§ What you should do
Nothing left out, nothing added: return the full set of records.

----

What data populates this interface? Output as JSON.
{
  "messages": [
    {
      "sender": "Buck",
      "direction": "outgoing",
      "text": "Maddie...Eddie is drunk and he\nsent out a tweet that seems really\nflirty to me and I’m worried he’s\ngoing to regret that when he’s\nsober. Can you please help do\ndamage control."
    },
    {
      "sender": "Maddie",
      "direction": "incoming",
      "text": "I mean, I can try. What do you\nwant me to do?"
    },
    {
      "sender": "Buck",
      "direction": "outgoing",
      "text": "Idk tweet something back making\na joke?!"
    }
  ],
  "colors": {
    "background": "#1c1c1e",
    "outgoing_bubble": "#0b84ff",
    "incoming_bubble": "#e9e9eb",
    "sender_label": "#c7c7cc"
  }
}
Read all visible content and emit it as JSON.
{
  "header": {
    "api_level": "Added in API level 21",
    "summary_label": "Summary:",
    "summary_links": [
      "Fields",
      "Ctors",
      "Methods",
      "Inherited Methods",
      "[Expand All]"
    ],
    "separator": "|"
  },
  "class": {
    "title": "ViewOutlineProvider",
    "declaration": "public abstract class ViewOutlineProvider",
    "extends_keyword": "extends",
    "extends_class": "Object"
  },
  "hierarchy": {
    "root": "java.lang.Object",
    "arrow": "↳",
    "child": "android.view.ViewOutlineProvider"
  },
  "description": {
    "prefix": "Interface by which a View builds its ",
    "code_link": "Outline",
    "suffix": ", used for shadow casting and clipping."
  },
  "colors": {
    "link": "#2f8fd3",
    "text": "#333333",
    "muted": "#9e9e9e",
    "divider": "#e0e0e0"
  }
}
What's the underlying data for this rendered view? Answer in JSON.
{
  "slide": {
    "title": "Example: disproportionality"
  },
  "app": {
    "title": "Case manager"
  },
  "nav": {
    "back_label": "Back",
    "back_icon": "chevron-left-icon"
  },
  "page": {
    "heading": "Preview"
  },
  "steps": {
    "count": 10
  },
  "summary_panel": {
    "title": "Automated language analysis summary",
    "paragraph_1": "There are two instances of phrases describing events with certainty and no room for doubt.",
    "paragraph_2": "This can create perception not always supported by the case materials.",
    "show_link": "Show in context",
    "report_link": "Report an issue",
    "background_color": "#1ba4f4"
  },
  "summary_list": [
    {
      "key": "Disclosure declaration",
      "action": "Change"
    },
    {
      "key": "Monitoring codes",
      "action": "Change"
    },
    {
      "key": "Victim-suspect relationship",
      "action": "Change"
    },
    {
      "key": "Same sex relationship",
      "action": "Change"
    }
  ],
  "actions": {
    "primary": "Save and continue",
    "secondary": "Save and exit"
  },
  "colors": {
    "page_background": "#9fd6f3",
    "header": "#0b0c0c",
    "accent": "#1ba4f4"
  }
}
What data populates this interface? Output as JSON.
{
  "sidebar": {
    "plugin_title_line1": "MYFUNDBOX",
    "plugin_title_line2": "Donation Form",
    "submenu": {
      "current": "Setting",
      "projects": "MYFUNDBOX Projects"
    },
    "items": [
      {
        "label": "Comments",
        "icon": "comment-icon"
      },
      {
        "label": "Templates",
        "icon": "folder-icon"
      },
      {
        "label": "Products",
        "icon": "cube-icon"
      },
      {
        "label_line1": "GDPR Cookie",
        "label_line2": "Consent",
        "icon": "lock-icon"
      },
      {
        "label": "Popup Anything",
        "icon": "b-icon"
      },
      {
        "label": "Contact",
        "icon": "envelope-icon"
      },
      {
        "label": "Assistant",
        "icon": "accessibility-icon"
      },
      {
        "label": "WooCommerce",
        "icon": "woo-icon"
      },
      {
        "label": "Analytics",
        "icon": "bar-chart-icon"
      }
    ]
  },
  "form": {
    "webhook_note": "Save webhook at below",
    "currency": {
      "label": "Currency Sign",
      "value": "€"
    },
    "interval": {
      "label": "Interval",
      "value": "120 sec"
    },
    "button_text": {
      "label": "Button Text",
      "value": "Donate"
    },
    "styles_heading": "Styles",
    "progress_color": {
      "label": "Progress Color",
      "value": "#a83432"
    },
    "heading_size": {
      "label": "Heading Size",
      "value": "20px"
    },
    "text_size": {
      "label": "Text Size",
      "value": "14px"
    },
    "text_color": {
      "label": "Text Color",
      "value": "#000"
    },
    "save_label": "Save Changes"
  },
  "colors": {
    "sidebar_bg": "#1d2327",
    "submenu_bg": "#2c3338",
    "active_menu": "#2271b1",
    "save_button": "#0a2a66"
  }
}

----

§ Solution below
What data populates this interface? Output as JSON.
{
  "messages": [
    {
      "sender": "Buck",
      "direction": "outgoing",
      "text": "Maddie...Eddie is drunk and he\nsent out a tweet that seems really\nflirty to me and I’m worried he’s\ngoing to regret that when he’s\nsober. Can you please help do\ndamage control."
    },
    {
      "sender": "Maddie",
      "direction": "incoming",
      "text": "I mean, I can try. What do you\nwant me to do?"
    },
    {
      "sender": "Buck",
      "direction": "outgoing",
      "text": "Idk tweet something back making\na joke?!"
    }
  ],
  "colors": {
    "background": "#1c1c1e",
    "outgoing_bubble": "#0b84ff",
    "incoming_bubble": "#e9e9eb",
    "sender_label": "#c7c7cc"
  }
}
Read all visible content and emit it as JSON.
{
  "header": {
    "api_level": "Added in API level 21",
    "summary_label": "Summary:",
    "summary_links": [
      "Fields",
      "Ctors",
      "Methods",
      "Inherited Methods",
      "[Expand All]"
    ],
    "separator": "|"
  },
  "class": {
    "title": "ViewOutlineProvider",
    "declaration": "public abstract class ViewOutlineProvider",
    "extends_keyword": "extends",
    "extends_class": "Object"
  },
  "hierarchy": {
    "root": "java.lang.Object",
    "arrow": "↳",
    "child": "android.view.ViewOutlineProvider"
  },
  "description": {
    "prefix": "Interface by which a View builds its ",
    "code_link": "Outline",
    "suffix": ", used for shadow casting and clipping."
  },
  "colors": {
    "link": "#2f8fd3",
    "text": "#333333",
    "muted": "#9e9e9e",
    "divider": "#e0e0e0"
  }
}
What's the underlying data for this rendered view? Answer in JSON.
{
  "slide": {
    "title": "Example: disproportionality"
  },
  "app": {
    "title": "Case manager"
  },
  "nav": {
    "back_label": "Back",
    "back_icon": "chevron-left-icon"
  },
  "page": {
    "heading": "Preview"
  },
  "steps": {
    "count": 10
  },
  "summary_panel": {
    "title": "Automated language analysis summary",
    "paragraph_1": "There are two instances of phrases describing events with certainty and no room for doubt.",
    "paragraph_2": "This can create perception not always supported by the case materials.",
    "show_link": "Show in context",
    "report_link": "Report an issue",
    "background_color": "#1ba4f4"
  },
  "summary_list": [
    {
      "key": "Disclosure declaration",
      "action": "Change"
    },
    {
      "key": "Monitoring codes",
      "action": "Change"
    },
    {
      "key": "Victim-suspect relationship",
      "action": "Change"
    },
    {
      "key": "Same sex relationship",
      "action": "Change"
    }
  ],
  "actions": {
    "primary": "Save and continue",
    "secondary": "Save and exit"
  },
  "colors": {
    "page_background": "#9fd6f3",
    "header": "#0b0c0c",
    "accent": "#1ba4f4"
  }
}
What data populates this interface? Output as JSON.
{
  "sidebar": {
    "plugin_title_line1": "MYFUNDBOX",
    "plugin_title_line2": "Donation Form",
    "submenu": {
      "current": "Setting",
      "projects": "MYFUNDBOX Projects"
    },
    "items": [
      {
        "label": "Comments",
        "icon": "comment-icon"
      },
      {
        "label": "Templates",
        "icon": "folder-icon"
      },
      {
        "label": "Products",
        "icon": "cube-icon"
      },
      {
        "label_line1": "GDPR Cookie",
        "label_line2": "Consent",
        "icon": "lock-icon"
      },
      {
        "label": "Popup Anything",
        "icon": "b-icon"
      },
      {
        "label": "Contact",
        "icon": "envelope-icon"
      },
      {
        "label": "Assistant",
        "icon": "accessibility-icon"
      },
      {
        "label": "WooCommerce",
        "icon": "woo-icon"
      },
      {
        "label": "Analytics",
        "icon": "bar-chart-icon"
      }
    ]
  },
  "form": {
    "webhook_note": "Save webhook at below",
    "currency": {
      "label": "Currency Sign",
      "value": "€"
    },
    "interval": {
      "label": "Interval",
      "value": "120 sec"
    },
    "button_text": {
      "label": "Button Text",
      "value": "Donate"
    },
    "styles_heading": "Styles",
    "progress_color": {
      "label": "Progress Color",
      "value": "#a83432"
    },
    "heading_size": {
      "label": "Heading Size",
      "value": "20px"
    },
    "text_size": {
      "label": "Text Size",
      "value": "14px"
    },
    "text_color": {
      "label": "Text Color",
      "value": "#000"
    },
    "save_label": "Save Changes"
  },
  "colors": {
    "sidebar_bg": "#1d2327",
    "submenu_bg": "#2c3338",
    "active_menu": "#2271b1",
    "save_button": "#0a2a66"
  }
}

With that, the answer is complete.